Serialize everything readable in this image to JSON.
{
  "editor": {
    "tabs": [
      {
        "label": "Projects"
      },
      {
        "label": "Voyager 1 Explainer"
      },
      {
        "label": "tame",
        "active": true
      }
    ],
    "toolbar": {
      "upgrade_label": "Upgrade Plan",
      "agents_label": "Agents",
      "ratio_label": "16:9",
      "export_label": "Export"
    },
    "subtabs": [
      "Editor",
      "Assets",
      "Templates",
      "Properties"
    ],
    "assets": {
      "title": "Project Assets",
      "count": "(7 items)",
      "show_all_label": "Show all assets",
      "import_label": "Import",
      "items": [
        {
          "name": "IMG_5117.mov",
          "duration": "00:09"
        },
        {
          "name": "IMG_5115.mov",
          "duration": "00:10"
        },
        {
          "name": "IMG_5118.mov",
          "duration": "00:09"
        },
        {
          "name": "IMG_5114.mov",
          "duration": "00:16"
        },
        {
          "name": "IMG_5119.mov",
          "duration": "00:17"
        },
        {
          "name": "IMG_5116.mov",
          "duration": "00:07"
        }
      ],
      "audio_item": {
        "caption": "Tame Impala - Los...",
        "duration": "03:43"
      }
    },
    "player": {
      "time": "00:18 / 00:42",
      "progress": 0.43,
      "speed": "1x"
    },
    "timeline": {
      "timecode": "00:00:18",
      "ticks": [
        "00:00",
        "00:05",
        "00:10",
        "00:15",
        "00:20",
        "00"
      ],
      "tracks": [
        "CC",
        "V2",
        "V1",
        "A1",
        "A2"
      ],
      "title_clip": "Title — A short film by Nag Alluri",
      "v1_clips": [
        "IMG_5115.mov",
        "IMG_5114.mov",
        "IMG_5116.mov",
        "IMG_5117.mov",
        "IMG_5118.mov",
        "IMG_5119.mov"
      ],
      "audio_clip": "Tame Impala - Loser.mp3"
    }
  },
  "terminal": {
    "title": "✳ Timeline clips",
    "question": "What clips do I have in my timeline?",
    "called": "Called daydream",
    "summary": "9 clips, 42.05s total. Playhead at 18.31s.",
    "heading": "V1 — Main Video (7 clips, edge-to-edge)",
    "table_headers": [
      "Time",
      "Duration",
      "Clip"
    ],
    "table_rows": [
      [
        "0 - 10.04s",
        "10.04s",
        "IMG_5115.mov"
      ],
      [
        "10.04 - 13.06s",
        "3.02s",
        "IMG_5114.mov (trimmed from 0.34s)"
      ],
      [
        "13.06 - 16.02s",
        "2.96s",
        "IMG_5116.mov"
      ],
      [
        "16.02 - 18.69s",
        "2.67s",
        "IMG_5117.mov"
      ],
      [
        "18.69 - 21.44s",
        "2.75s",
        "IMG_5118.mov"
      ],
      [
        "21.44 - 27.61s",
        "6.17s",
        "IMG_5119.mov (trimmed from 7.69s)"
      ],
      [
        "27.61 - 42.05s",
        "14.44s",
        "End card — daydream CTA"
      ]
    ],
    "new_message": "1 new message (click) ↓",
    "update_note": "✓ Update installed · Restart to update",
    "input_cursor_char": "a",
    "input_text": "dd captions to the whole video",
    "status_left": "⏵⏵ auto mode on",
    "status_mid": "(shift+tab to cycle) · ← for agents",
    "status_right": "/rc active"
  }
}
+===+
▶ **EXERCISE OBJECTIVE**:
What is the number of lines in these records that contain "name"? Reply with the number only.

▶ **EXERCISE OUTPUT**:
6